__Problem statement__: Please go line by line through the material and copy each one containing the word "author".

__Input data__:
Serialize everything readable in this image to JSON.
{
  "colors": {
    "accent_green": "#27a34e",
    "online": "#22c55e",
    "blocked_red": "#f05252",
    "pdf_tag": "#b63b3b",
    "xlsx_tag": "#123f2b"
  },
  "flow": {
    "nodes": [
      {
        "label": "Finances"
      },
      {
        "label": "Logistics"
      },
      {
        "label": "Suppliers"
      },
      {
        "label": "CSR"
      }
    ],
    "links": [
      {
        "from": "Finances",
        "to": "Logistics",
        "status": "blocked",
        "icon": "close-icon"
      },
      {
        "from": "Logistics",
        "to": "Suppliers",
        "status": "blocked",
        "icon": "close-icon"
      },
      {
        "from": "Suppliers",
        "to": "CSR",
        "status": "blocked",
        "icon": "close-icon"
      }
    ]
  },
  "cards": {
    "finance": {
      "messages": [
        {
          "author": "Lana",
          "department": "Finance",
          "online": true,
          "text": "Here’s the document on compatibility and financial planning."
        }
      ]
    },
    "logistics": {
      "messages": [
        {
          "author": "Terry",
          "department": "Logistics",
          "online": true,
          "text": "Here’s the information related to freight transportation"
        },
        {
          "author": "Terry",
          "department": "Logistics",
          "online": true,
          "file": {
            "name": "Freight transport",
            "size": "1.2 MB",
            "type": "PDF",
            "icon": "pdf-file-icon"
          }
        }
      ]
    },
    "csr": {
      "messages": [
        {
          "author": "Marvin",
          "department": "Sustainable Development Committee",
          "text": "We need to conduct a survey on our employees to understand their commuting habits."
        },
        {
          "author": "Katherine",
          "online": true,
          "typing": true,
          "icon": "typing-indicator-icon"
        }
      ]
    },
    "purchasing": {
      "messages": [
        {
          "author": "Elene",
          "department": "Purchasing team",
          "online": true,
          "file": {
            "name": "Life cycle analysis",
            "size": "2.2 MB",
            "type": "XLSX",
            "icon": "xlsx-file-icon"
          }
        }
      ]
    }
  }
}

__Solution for this task__:
          "author": "Lana",
          "author": "Terry",
          "author": "Terry",
          "author": "Marvin",
          "author": "Katherine",
          "author": "Elene",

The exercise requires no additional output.